Entries taken from a collection |
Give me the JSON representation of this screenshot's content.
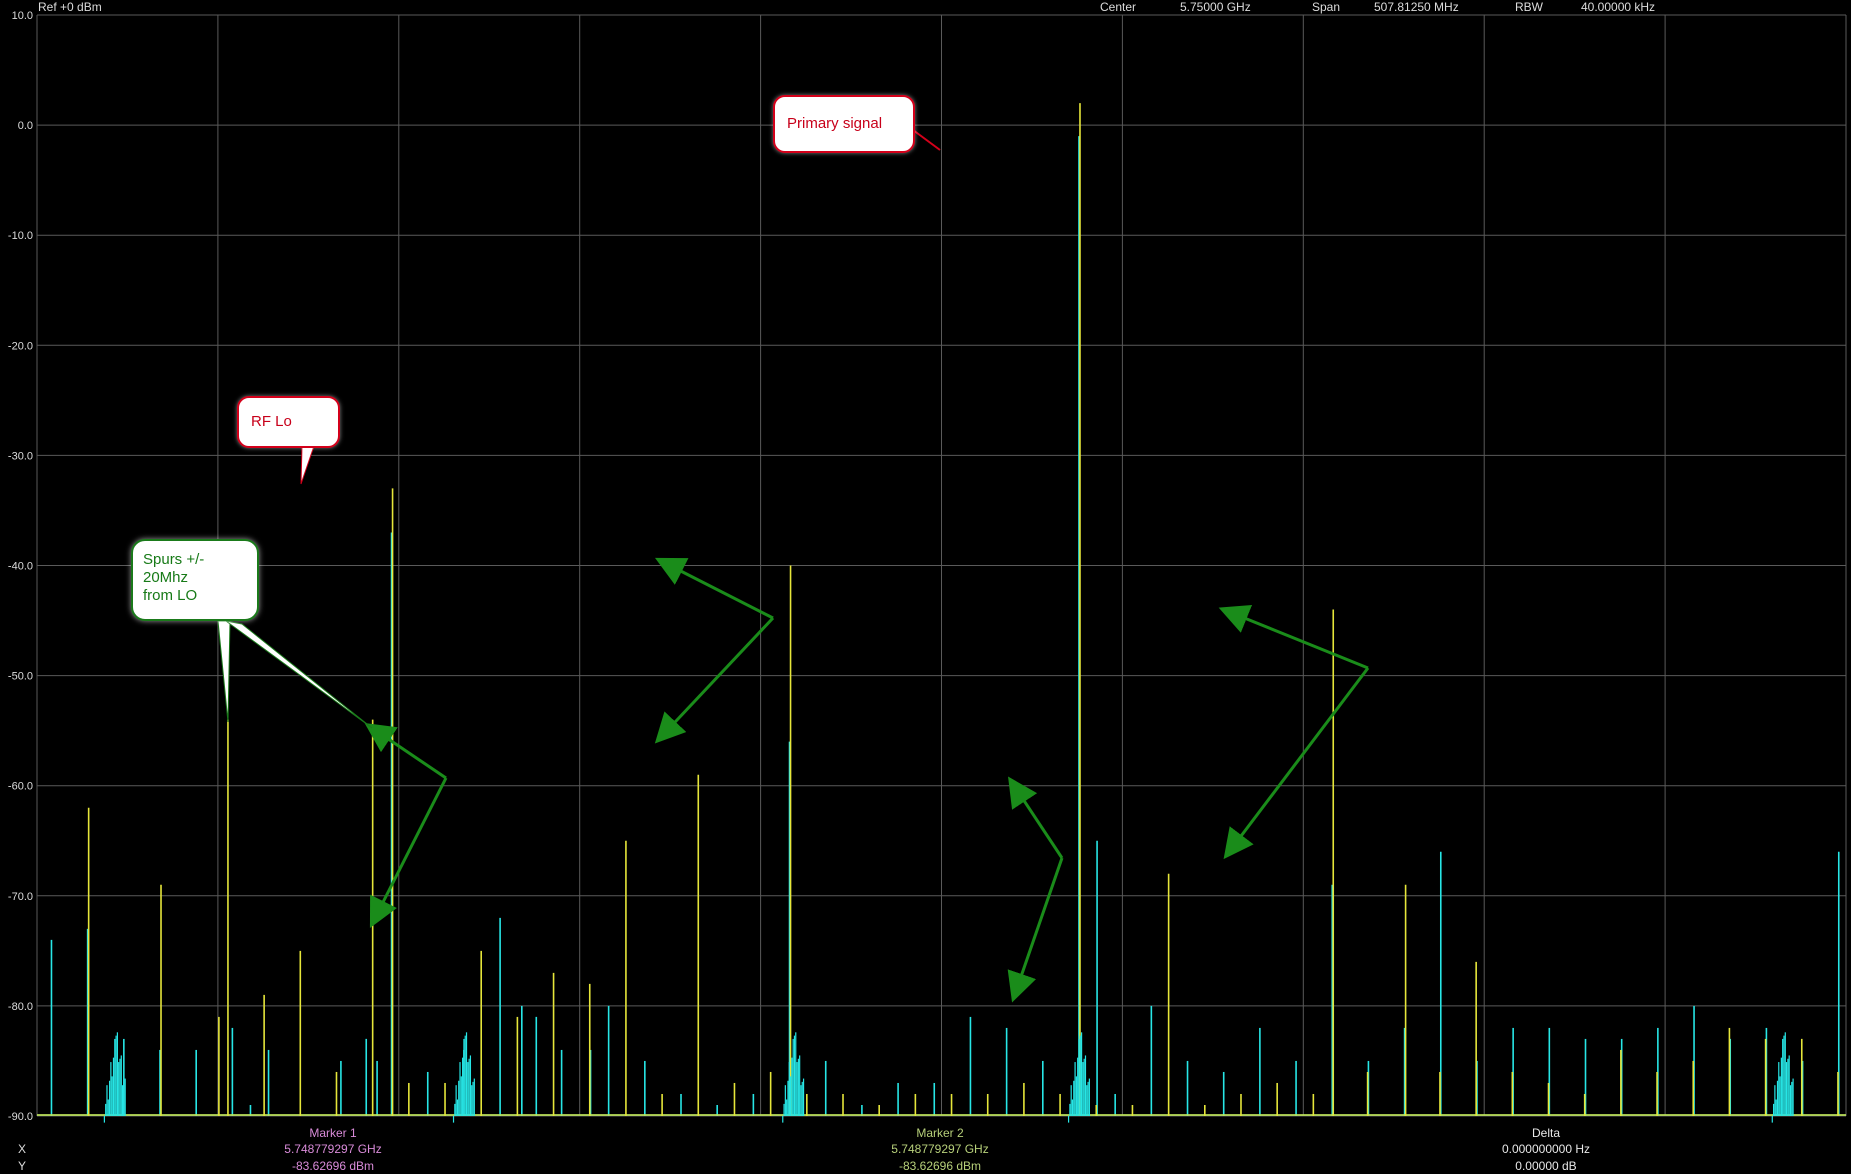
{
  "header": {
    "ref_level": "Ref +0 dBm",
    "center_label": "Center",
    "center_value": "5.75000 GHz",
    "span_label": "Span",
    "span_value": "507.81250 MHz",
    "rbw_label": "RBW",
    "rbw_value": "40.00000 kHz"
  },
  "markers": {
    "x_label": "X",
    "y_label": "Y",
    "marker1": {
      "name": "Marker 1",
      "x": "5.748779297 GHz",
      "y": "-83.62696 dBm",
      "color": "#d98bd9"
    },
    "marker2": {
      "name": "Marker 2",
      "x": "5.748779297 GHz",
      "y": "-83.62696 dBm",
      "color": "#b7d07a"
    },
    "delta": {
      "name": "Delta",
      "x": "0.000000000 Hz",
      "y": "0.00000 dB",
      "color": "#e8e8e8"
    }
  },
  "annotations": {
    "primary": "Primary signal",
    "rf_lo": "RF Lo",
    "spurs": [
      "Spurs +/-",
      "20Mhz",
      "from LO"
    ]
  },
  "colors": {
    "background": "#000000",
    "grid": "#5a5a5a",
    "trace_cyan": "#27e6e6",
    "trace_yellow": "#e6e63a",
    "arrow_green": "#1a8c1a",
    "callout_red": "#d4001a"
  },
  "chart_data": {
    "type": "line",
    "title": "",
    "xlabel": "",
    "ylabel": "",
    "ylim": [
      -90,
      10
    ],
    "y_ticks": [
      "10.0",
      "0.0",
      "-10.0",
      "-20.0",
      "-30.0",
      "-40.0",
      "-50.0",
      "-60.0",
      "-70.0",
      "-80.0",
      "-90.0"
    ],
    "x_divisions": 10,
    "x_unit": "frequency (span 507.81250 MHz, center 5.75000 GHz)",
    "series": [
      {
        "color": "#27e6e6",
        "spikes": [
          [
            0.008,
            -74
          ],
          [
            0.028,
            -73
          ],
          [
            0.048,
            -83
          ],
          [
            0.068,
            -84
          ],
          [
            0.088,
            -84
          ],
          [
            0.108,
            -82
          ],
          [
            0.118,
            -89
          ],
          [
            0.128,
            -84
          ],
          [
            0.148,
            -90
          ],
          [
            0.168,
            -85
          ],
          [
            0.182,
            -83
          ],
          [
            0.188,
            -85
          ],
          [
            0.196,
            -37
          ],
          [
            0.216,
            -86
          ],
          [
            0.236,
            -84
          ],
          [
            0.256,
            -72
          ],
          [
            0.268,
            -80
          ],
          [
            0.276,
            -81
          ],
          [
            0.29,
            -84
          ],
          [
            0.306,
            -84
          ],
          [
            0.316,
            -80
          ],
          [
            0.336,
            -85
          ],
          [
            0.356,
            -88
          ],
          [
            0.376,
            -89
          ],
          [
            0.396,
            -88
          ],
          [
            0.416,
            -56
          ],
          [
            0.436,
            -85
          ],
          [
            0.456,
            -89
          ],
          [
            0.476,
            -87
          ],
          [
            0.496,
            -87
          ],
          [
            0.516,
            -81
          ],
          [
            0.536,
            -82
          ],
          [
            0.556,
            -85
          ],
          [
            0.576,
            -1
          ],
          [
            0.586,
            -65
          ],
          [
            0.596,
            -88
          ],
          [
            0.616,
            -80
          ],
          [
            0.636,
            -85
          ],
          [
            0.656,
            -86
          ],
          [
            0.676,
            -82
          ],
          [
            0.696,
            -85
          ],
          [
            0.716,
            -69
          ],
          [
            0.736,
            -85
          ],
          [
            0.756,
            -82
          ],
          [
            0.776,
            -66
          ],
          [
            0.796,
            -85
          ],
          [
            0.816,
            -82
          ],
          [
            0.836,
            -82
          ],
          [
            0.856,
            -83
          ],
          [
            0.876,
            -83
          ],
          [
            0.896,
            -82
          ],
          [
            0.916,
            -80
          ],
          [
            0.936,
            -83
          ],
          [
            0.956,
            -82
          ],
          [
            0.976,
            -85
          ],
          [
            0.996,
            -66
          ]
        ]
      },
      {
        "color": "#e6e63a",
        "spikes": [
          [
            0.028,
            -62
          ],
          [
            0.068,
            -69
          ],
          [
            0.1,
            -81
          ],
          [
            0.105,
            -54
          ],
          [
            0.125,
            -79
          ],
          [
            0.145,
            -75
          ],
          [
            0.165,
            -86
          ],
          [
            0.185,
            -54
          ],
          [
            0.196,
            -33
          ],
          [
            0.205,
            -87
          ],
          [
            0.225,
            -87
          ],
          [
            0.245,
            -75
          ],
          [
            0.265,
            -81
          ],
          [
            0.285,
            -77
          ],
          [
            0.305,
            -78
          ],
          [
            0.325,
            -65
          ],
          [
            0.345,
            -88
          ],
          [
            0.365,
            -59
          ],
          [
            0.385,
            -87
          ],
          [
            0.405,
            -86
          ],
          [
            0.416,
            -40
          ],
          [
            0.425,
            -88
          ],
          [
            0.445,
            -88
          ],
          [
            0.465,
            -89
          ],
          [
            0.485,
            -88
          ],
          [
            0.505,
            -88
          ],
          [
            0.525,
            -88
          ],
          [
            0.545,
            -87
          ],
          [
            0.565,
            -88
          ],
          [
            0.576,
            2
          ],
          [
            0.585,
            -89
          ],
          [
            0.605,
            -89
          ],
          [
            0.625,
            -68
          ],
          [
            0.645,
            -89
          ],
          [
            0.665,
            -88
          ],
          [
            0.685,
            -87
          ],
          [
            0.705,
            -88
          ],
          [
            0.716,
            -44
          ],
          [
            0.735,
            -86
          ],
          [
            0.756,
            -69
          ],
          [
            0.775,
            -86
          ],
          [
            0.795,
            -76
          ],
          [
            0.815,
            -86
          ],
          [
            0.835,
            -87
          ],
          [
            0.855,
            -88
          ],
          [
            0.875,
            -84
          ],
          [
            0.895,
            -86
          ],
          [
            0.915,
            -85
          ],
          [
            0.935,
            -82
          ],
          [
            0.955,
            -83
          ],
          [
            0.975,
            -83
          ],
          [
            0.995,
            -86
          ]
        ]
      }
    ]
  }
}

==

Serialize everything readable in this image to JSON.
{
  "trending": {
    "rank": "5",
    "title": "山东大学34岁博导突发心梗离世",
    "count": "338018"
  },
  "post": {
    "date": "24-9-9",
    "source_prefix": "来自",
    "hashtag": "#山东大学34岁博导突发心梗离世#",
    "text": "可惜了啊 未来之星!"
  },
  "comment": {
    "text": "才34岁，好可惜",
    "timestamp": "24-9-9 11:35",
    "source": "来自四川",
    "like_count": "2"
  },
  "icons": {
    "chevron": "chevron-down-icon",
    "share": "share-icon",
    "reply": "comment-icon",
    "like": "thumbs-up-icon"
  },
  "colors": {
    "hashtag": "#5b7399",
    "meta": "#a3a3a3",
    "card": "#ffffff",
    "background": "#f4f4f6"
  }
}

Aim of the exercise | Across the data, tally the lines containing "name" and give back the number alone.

Solution | 3